__What you should do__. The output must be exactly the lines from the "Transcribe this image's" line through the end of the listing below, with no picture included.

__Material provided__.
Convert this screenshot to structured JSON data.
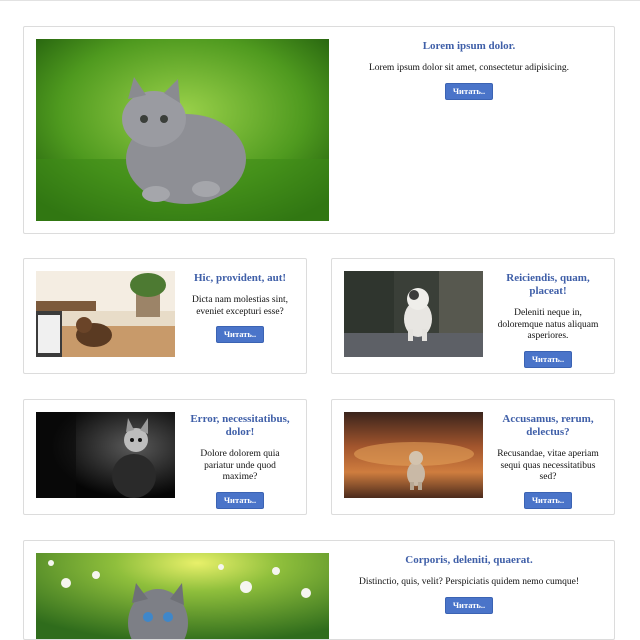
{
  "cards": [
    {
      "title": "Lorem ipsum dolor.",
      "text": "Lorem ipsum dolor sit amet, consectetur adipisicing.",
      "button": "Читать.."
    },
    {
      "title": "Hic, provident, aut!",
      "text": "Dicta nam molestias sint, eveniet excepturi esse?",
      "button": "Читать.."
    },
    {
      "title": "Reiciendis, quam, placeat!",
      "text": "Deleniti neque in, doloremque natus aliquam asperiores.",
      "button": "Читать.."
    },
    {
      "title": "Error, necessitatibus, dolor!",
      "text": "Dolore dolorem quia pariatur unde quod maxime?",
      "button": "Читать.."
    },
    {
      "title": "Accusamus, rerum, delectus?",
      "text": "Recusandae, vitae aperiam sequi quas necessitatibus sed?",
      "button": "Читать.."
    },
    {
      "title": "Corporis, deleniti, quaerat.",
      "text": "Distinctio, quis, velit? Perspiciatis quidem nemo cumque!",
      "button": "Читать.."
    }
  ]
}
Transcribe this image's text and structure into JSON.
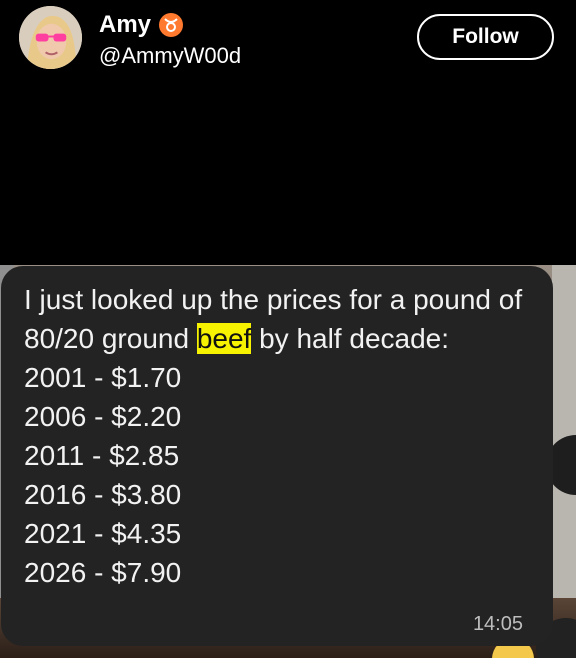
{
  "profile": {
    "name": "Amy",
    "badge_icon": "taurus-icon",
    "handle": "@AmmyW00d",
    "follow_label": "Follow"
  },
  "message": {
    "intro_before": "I just looked up the prices for a pound of 80/20 ground ",
    "highlight": "beef",
    "intro_after": " by half decade:",
    "prices": [
      "2001 - $1.70",
      "2006 - $2.20",
      "2011 - $2.85",
      "2016 - $3.80",
      "2021 - $4.35",
      "2026 - $7.90"
    ],
    "timestamp": "14:05"
  },
  "colors": {
    "badge": "#ff7a2f",
    "highlight": "#f7f300",
    "bubble": "#232323"
  }
}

__Exercise response__.
Transcribe this image's text and structure into JSON.
{
  "profile": {
    "name": "Amy",
    "badge_icon": "taurus-icon",
    "handle": "@AmmyW00d",
    "follow_label": "Follow"
  },
  "message": {
    "intro_before": "I just looked up the prices for a pound of 80/20 ground ",
    "highlight": "beef",
    "intro_after": " by half decade:",
    "prices": [
      "2001 - $1.70",
      "2006 - $2.20",
      "2011 - $2.85",
      "2016 - $3.80",
      "2021 - $4.35",
      "2026 - $7.90"
    ],
    "timestamp": "14:05"
  },
  "colors": {
    "badge": "#ff7a2f",
    "highlight": "#f7f300",
    "bubble": "#232323"
  }
}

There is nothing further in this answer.